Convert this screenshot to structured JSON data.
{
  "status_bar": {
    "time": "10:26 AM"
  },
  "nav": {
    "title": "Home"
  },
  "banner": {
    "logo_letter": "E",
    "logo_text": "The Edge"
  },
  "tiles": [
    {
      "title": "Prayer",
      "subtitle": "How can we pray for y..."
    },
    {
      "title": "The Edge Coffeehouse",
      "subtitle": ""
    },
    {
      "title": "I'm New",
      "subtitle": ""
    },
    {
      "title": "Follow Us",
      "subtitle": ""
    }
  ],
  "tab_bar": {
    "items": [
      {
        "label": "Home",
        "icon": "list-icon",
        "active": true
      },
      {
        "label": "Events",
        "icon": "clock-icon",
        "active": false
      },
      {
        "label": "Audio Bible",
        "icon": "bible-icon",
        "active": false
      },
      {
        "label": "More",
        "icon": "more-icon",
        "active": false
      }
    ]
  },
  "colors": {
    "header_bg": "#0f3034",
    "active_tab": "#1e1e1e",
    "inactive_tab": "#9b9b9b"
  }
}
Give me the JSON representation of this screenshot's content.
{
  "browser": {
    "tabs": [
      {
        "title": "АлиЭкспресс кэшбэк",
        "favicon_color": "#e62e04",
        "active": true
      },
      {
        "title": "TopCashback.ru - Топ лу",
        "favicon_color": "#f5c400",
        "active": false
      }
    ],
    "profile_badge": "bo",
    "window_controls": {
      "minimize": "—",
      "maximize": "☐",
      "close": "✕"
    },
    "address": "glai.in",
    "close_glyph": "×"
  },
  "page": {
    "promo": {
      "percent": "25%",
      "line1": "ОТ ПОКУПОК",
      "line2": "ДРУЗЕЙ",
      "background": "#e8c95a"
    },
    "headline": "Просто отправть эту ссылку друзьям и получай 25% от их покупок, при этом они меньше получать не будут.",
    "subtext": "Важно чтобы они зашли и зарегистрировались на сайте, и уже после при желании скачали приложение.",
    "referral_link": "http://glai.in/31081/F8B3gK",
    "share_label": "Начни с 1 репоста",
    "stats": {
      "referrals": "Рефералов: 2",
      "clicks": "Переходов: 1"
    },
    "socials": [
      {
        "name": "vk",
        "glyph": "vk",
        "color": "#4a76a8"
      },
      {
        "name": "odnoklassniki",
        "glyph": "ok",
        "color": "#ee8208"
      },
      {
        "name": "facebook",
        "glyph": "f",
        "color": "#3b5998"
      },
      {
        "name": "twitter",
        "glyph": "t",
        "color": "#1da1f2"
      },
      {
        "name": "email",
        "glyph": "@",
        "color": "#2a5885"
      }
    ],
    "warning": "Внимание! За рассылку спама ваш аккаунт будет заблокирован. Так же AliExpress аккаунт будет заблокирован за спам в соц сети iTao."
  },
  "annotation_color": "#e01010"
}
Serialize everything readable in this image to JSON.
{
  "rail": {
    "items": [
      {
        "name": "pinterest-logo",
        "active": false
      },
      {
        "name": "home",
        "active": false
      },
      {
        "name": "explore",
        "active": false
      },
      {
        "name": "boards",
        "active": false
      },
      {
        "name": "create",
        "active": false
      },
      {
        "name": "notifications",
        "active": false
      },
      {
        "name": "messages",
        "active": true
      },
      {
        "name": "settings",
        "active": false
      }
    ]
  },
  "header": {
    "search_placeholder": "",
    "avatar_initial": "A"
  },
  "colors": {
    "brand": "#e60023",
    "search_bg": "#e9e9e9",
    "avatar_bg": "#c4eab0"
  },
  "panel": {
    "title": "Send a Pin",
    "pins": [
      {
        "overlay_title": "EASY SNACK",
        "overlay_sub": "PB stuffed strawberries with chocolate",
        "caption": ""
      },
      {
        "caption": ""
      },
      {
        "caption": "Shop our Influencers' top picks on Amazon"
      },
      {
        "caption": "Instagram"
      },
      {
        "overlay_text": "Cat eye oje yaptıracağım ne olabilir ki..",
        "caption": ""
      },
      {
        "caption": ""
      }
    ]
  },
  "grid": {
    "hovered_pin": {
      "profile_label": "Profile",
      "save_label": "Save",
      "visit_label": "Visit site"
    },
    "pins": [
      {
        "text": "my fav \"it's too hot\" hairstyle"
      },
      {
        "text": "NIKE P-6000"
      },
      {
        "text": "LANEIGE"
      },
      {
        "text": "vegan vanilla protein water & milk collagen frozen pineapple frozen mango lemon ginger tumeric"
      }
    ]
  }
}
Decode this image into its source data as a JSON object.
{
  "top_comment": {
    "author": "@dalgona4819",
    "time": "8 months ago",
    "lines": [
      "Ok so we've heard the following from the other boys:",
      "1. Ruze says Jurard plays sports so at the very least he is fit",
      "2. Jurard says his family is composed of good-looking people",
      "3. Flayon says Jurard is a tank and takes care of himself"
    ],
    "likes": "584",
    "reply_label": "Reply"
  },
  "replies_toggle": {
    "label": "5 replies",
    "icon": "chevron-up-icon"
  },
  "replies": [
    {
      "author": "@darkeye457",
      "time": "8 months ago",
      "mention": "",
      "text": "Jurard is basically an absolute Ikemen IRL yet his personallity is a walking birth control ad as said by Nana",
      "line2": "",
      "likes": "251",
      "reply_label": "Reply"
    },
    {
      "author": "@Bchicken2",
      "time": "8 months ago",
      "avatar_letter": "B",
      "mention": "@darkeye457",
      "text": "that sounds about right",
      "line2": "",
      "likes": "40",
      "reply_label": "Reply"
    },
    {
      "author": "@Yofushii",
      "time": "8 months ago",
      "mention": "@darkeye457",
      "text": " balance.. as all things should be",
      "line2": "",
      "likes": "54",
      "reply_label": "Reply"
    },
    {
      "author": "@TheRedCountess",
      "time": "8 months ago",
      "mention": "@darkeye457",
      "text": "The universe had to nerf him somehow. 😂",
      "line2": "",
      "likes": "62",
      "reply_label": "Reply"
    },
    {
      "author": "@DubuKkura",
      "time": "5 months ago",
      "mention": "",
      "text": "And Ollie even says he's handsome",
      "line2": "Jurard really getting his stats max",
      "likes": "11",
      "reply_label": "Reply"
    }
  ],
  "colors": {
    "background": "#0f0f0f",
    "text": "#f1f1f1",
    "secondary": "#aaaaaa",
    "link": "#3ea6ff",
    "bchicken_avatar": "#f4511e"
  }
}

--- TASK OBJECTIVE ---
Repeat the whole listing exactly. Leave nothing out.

--- EXERCISE RESPONSE ---
Convert this screenshot to structured JSON data.
{
  "status_bar": {
    "time": "10:26 AM"
  },
  "nav": {
    "title": "Home"
  },
  "banner": {
    "logo_letter": "E",
    "logo_text": "The Edge"
  },
  "tiles": [
    {
      "title": "Prayer",
      "subtitle": "How can we pray for y..."
    },
    {
      "title": "The Edge Coffeehouse",
      "subtitle": ""
    },
    {
      "title": "I'm New",
      "subtitle": ""
    },
    {
      "title": "Follow Us",
      "subtitle": ""
    }
  ],
  "tab_bar": {
    "items": [
      {
        "label": "Home",
        "icon": "list-icon",
        "active": true
      },
      {
        "label": "Events",
        "icon": "clock-icon",
        "active": false
      },
      {
        "label": "Audio Bible",
        "icon": "bible-icon",
        "active": false
      },
      {
        "label": "More",
        "icon": "more-icon",
        "active": false
      }
    ]
  },
  "colors": {
    "header_bg": "#0f3034",
    "active_tab": "#1e1e1e",
    "inactive_tab": "#9b9b9b"
  }
}
Give me the JSON representation of this screenshot's content.
{
  "browser": {
    "tabs": [
      {
        "title": "АлиЭкспресс кэшбэк",
        "favicon_color": "#e62e04",
        "active": true
      },
      {
        "title": "TopCashback.ru - Топ лу",
        "favicon_color": "#f5c400",
        "active": false
      }
    ],
    "profile_badge": "bo",
    "window_controls": {
      "minimize": "—",
      "maximize": "☐",
      "close": "✕"
    },
    "address": "glai.in",
    "close_glyph": "×"
  },
  "page": {
    "promo": {
      "percent": "25%",
      "line1": "ОТ ПОКУПОК",
      "line2": "ДРУЗЕЙ",
      "background": "#e8c95a"
    },
    "headline": "Просто отправть эту ссылку друзьям и получай 25% от их покупок, при этом они меньше получать не будут.",
    "subtext": "Важно чтобы они зашли и зарегистрировались на сайте, и уже после при желании скачали приложение.",
    "referral_link": "http://glai.in/31081/F8B3gK",
    "share_label": "Начни с 1 репоста",
    "stats": {
      "referrals": "Рефералов: 2",
      "clicks": "Переходов: 1"
    },
    "socials": [
      {
        "name": "vk",
        "glyph": "vk",
        "color": "#4a76a8"
      },
      {
        "name": "odnoklassniki",
        "glyph": "ok",
        "color": "#ee8208"
      },
      {
        "name": "facebook",
        "glyph": "f",
        "color": "#3b5998"
      },
      {
        "name": "twitter",
        "glyph": "t",
        "color": "#1da1f2"
      },
      {
        "name": "email",
        "glyph": "@",
        "color": "#2a5885"
      }
    ],
    "warning": "Внимание! За рассылку спама ваш аккаунт будет заблокирован. Так же AliExpress аккаунт будет заблокирован за спам в соц сети iTao."
  },
  "annotation_color": "#e01010"
}
Serialize everything readable in this image to JSON.
{
  "rail": {
    "items": [
      {
        "name": "pinterest-logo",
        "active": false
      },
      {
        "name": "home",
        "active": false
      },
      {
        "name": "explore",
        "active": false
      },
      {
        "name": "boards",
        "active": false
      },
      {
        "name": "create",
        "active": false
      },
      {
        "name": "notifications",
        "active": false
      },
      {
        "name": "messages",
        "active": true
      },
      {
        "name": "settings",
        "active": false
      }
    ]
  },
  "header": {
    "search_placeholder": "",
    "avatar_initial": "A"
  },
  "colors": {
    "brand": "#e60023",
    "search_bg": "#e9e9e9",
    "avatar_bg": "#c4eab0"
  },
  "panel": {
    "title": "Send a Pin",
    "pins": [
      {
        "overlay_title": "EASY SNACK",
        "overlay_sub": "PB stuffed strawberries with chocolate",
        "caption": ""
      },
      {
        "caption": ""
      },
      {
        "caption": "Shop our Influencers' top picks on Amazon"
      },
      {
        "caption": "Instagram"
      },
      {
        "overlay_text": "Cat eye oje yaptıracağım ne olabilir ki..",
        "caption": ""
      },
      {
        "caption": ""
      }
    ]
  },
  "grid": {
    "hovered_pin": {
      "profile_label": "Profile",
      "save_label": "Save",
      "visit_label": "Visit site"
    },
    "pins": [
      {
        "text": "my fav \"it's too hot\" hairstyle"
      },
      {
        "text": "NIKE P-6000"
      },
      {
        "text": "LANEIGE"
      },
      {
        "text": "vegan vanilla protein water & milk collagen frozen pineapple frozen mango lemon ginger tumeric"
      }
    ]
  }
}
Decode this image into its source data as a JSON object.
{
  "top_comment": {
    "author": "@dalgona4819",
    "time": "8 months ago",
    "lines": [
      "Ok so we've heard the following from the other boys:",
      "1. Ruze says Jurard plays sports so at the very least he is fit",
      "2. Jurard says his family is composed of good-looking people",
      "3. Flayon says Jurard is a tank and takes care of himself"
    ],
    "likes": "584",
    "reply_label": "Reply"
  },
  "replies_toggle": {
    "label": "5 replies",
    "icon": "chevron-up-icon"
  },
  "replies": [
    {
      "author": "@darkeye457",
      "time": "8 months ago",
      "mention": "",
      "text": "Jurard is basically an absolute Ikemen IRL yet his personallity is a walking birth control ad as said by Nana",
      "line2": "",
      "likes": "251",
      "reply_label": "Reply"
    },
    {
      "author": "@Bchicken2",
      "time": "8 months ago",
      "avatar_letter": "B",
      "mention": "@darkeye457",
      "text": "that sounds about right",
      "line2": "",
      "likes": "40",
      "reply_label": "Reply"
    },
    {
      "author": "@Yofushii",
      "time": "8 months ago",
      "mention": "@darkeye457",
      "text": " balance.. as all things should be",
      "line2": "",
      "likes": "54",
      "reply_label": "Reply"
    },
    {
      "author": "@TheRedCountess",
      "time": "8 months ago",
      "mention": "@darkeye457",
      "text": "The universe had to nerf him somehow. 😂",
      "line2": "",
      "likes": "62",
      "reply_label": "Reply"
    },
    {
      "author": "@DubuKkura",
      "time": "5 months ago",
      "mention": "",
      "text": "And Ollie even says he's handsome",
      "line2": "Jurard really getting his stats max",
      "likes": "11",
      "reply_label": "Reply"
    }
  ],
  "colors": {
    "background": "#0f0f0f",
    "text": "#f1f1f1",
    "secondary": "#aaaaaa",
    "link": "#3ea6ff",
    "bchicken_avatar": "#f4511e"
  }
}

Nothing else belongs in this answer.